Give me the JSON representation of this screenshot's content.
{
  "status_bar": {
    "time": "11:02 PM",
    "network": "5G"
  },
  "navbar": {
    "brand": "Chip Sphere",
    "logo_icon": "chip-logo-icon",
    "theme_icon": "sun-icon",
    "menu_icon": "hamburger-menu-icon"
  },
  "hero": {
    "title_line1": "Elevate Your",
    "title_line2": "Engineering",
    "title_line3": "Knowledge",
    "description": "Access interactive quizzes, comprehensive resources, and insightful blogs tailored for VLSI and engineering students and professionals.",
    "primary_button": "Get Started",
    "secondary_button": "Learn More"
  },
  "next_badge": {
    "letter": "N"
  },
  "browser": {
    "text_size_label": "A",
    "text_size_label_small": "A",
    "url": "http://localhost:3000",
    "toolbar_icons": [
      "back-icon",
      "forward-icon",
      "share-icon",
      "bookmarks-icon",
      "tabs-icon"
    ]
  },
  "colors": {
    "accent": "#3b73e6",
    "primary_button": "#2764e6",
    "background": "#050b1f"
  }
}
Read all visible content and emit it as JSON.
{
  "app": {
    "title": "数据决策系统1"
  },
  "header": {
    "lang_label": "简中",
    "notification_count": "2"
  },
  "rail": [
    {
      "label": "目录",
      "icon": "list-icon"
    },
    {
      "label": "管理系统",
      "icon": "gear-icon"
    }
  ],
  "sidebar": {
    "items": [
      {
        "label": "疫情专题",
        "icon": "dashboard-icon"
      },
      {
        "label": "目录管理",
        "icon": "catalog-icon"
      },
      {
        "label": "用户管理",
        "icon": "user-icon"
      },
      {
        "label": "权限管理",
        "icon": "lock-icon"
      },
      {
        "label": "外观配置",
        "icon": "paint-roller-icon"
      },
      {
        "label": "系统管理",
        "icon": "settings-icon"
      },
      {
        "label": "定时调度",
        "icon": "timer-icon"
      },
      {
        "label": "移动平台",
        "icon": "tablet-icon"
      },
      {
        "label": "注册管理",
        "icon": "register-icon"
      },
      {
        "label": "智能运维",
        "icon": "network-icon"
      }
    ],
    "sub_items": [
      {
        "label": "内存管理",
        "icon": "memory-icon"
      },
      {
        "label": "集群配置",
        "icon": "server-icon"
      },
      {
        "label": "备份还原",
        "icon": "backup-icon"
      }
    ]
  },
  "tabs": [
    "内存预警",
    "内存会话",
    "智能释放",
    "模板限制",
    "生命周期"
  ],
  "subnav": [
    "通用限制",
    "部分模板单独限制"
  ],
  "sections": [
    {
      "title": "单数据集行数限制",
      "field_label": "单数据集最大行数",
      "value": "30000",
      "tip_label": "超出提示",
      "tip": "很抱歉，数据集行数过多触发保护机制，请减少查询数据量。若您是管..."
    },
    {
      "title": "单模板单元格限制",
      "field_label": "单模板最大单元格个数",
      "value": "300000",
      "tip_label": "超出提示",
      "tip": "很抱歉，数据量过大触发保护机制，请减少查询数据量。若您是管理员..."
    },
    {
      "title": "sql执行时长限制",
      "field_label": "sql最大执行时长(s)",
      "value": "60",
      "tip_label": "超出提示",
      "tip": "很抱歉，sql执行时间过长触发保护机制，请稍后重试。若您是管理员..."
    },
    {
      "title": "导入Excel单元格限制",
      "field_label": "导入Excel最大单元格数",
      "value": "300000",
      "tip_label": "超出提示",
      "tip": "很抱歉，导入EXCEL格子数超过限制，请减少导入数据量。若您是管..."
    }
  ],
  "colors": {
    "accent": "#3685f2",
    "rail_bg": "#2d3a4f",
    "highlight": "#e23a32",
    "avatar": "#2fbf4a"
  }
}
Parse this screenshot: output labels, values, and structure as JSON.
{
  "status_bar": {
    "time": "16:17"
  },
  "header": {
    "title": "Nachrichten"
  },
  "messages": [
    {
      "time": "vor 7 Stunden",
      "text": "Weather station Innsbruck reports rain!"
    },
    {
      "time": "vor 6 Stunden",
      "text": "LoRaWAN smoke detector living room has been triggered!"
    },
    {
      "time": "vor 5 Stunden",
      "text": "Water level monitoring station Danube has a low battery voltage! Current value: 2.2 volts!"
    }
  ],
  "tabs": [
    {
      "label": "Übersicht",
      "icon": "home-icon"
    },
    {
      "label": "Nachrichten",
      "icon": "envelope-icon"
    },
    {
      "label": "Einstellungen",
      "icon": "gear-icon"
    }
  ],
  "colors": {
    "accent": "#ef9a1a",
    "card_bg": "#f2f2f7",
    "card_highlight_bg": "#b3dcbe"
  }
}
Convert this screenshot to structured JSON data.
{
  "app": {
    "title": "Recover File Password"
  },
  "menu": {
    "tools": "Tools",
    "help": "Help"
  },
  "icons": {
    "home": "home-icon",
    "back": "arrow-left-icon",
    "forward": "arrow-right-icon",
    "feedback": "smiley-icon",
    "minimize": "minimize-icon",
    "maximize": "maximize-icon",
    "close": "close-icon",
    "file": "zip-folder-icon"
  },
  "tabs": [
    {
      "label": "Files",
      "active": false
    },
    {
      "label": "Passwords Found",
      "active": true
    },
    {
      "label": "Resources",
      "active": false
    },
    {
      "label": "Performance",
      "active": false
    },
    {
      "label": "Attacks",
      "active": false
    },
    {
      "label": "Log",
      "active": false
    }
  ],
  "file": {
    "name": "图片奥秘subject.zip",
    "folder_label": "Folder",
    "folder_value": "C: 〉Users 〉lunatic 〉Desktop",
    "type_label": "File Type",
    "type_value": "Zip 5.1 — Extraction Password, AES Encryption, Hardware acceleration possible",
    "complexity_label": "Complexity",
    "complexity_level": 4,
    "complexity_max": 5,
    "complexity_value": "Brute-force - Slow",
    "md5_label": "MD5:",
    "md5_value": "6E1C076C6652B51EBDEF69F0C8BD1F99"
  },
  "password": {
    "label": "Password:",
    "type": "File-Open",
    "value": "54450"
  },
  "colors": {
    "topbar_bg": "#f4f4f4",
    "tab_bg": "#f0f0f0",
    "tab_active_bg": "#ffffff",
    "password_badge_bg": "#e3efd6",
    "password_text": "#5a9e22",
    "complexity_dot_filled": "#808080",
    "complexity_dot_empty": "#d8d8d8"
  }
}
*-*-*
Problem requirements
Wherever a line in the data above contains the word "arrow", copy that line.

Response to this task
    "back": "arrow-left-icon",
    "forward": "arrow-right-icon",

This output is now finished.